Townsville is good for embracing young artists, it's an ideal place to hone your skills and cultivate your confidence; however these days the majority of shows I get offered are down south so at times it can pose practical and financial difficulties. Although I'm very fortunate to have a lovely manager who looks after me and the band, always making sure we get from point A to point B. Furthermore, we are making the move to Melbourne in July this year, it's all very exciting.
Some of your songs have featured in different films and advertisements. How does it feel to have your music publicised in this way?
It's very humbling. I've been fortunate enough to work with Gaga Music in Melbourne, they've done wonderful things for me thus far. I find it encouraging when other people have visions for your music, it's always a thrill to hear one of my songs under an ad or in a soundtrack; it reinvents the song for me personally, to see just how someone else might interpret my music. I have such an intrigue and respect for people in the publishing industry - they're always on the hunt for any kind of music with sync potential. I love the way they bring cinematic moments to life and help convey messages with more emotional weight.

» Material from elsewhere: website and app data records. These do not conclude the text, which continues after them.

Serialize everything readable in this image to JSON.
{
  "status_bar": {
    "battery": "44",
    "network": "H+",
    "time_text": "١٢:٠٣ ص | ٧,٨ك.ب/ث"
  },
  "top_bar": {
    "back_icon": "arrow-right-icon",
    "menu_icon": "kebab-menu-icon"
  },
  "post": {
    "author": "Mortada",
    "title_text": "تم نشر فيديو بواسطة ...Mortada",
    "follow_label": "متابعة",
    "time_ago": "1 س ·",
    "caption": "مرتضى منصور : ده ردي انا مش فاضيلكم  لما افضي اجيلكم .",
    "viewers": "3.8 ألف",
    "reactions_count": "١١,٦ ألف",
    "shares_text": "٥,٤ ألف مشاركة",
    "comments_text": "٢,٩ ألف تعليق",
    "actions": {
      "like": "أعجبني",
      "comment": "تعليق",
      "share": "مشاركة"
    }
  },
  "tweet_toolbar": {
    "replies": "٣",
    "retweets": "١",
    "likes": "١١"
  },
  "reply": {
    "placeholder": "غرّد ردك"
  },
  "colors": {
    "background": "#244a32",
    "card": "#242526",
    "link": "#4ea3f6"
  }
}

How has it helped you career wise?
> Financially with out a doubt and the exposure has helped me to broaden my fan base. Landing one sync alone has the potential to reach thousands of people, and then from that, if my song resonates with 4 or 5 people and they want to come to my show then I'm over the moon! I'd say it's been a very effective form of publicity for me.

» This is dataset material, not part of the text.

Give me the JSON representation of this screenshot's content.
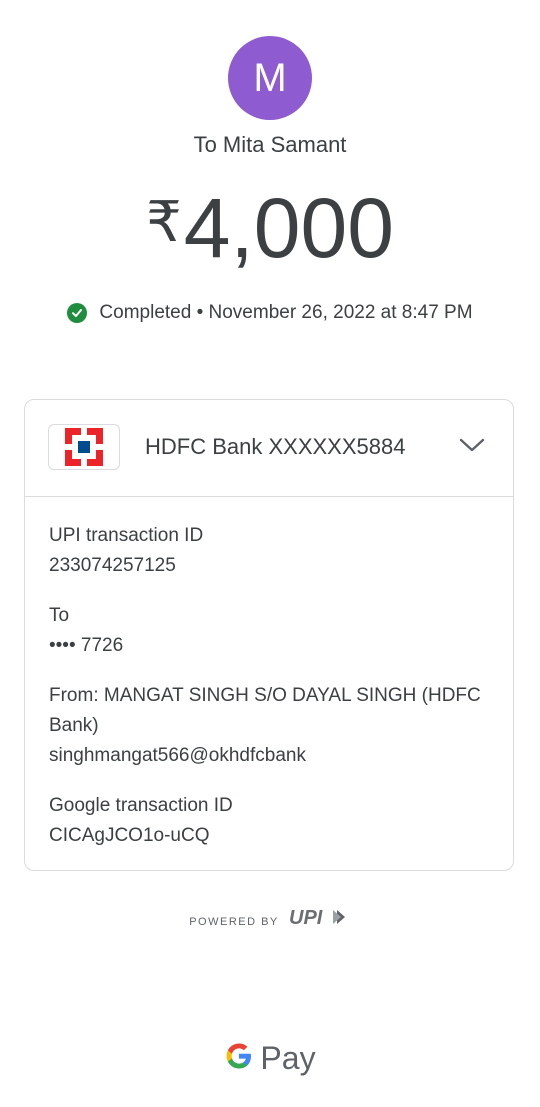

You've recently toured with names such as Bluejuice, The Paper Kites and Emma Louise. What have these experience been like?
It's been a real treat! Touring with these bands, collectively, has been an unforgettable adventure and individually they're all such beautiful people so it's been great to establish new friendships. Something I've noticed is that family vibe everyone begins to feel when two or more bands hit the road together. Sell out shows are a bit of a thrill too!

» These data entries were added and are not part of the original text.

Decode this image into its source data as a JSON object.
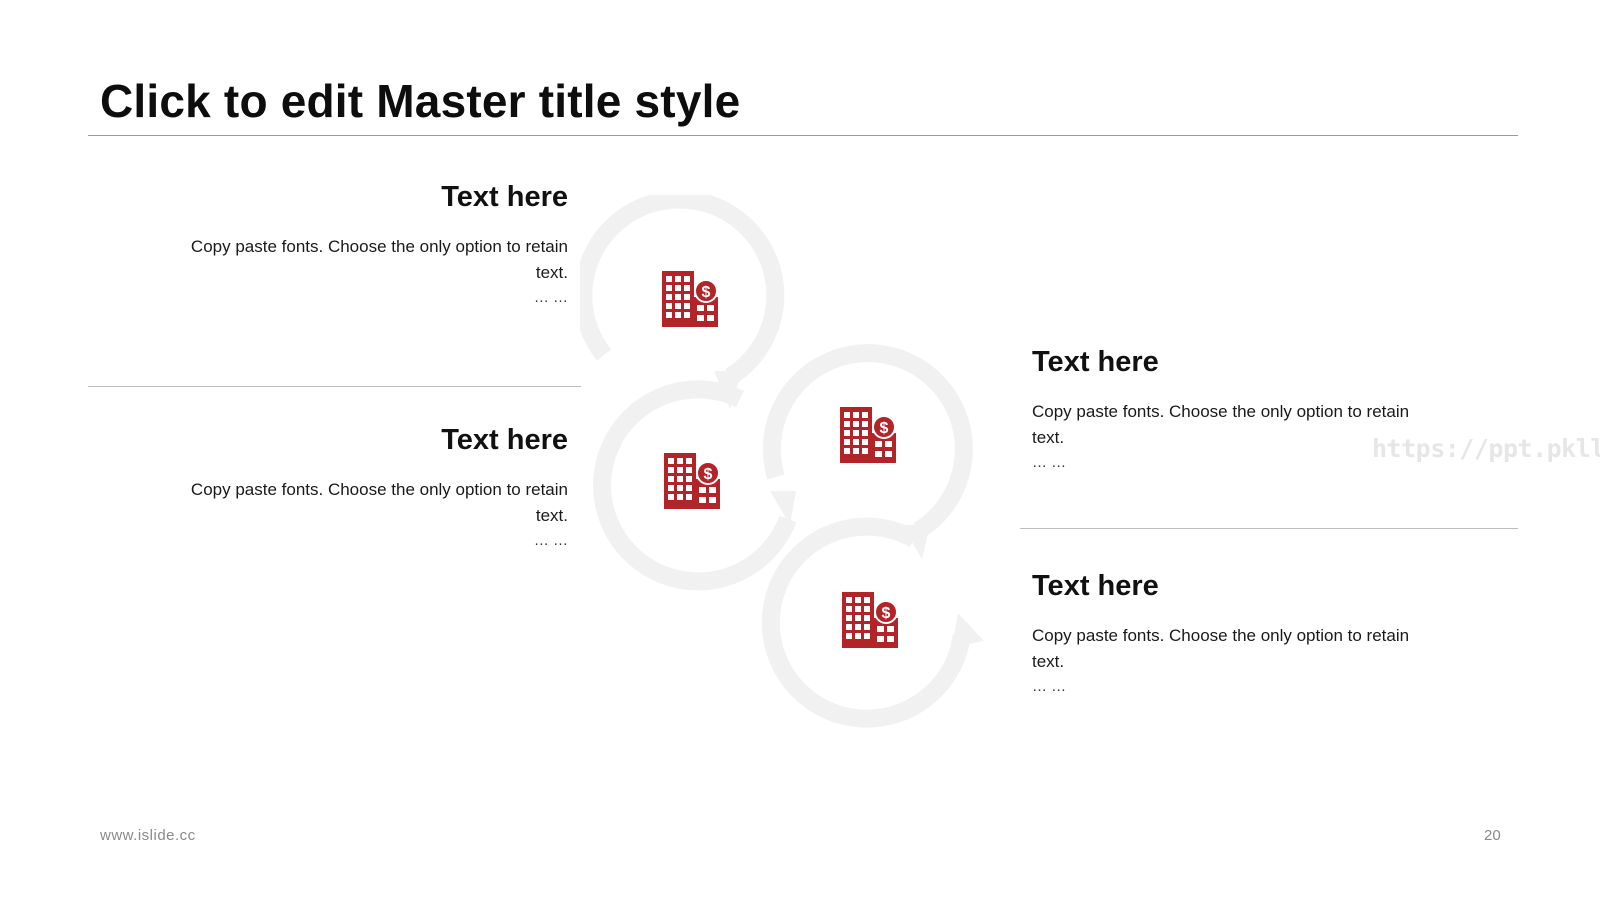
{
  "slide": {
    "title": "Click to edit Master title style",
    "footer_url": "www.islide.cc",
    "page_number": "20",
    "watermark": "https://ppt.pkll.de"
  },
  "blocks": [
    {
      "heading": "Text here",
      "body": "Copy paste fonts. Choose the only option to retain text.",
      "ellipsis": "… …"
    },
    {
      "heading": "Text here",
      "body": "Copy paste fonts. Choose the only option to retain text.",
      "ellipsis": "… …"
    },
    {
      "heading": "Text here",
      "body": "Copy paste fonts. Choose the only option to retain text.",
      "ellipsis": "… …"
    },
    {
      "heading": "Text here",
      "body": "Copy paste fonts. Choose the only option to retain text.",
      "ellipsis": "… …"
    }
  ],
  "diagram": {
    "icon": "building-finance-icon",
    "icon_color": "#b22428",
    "arrow_color": "#f1f1f1"
  }
}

What type of audience do you find you and your music to draw?
I don't think you can really define my audience by a single group, We get a wide range of ages coming along to gigs and especially online, we attract a really diverse bunch from a lot of different countries.
Your new video for "Candle Burnin' Wax Dripping" is very dreamy. Can you tell us a bit about how this came together?
We were fortunate enough to have access to our very talented friends Robert Crispe, Jess Nickson, Ben Hung (SalivaShake), Elizabeth James, Aaron Ashley and Rachel Britton. The preparation involved baking hundreds of ornament dough stars which were suspended above us by twine, and eventually destroyed. Robert is a digital installations whiz so he made an animated projection to fall over us as we played. We also covered a giant beach ball in aluminum to signify the moon, what a task that was. And then we sought out industrial fans and smoke machines which made everything twice as fun! It was a home grown project too, which makes it all the more sentimental.
You've gone from a solo acoustic artist, to an artist with a full band. Why the change?
I've been playing with the band for almost two years now. I think the catalyst for the change was releasing the first album back in 2010 and then deciding it would be great to have the luxury of incorporating as many of the recorded post production elements into the live set as possible. I really appreciate my band, they breathe life into my live shows however I'll always love playing on my own. I just feel there's more freedom to go with where you feel the music is leading you at that particular point in time. I think being able to carry the weight of your song with a band is just as important as that song being able to stand up on it's own two feet played solo.
What are your upcoming tour plans?
I'm playing a duo gig with my guitarist Dave-O in Cairns at the tanks this Friday night (2nd March) supporting Josh Pyke, then a show at Oxford Arts in Sydney on the 16th of March with the band! However we officially hit the road all throughout May in support of the new album (Hand Me My Bow And Arrow).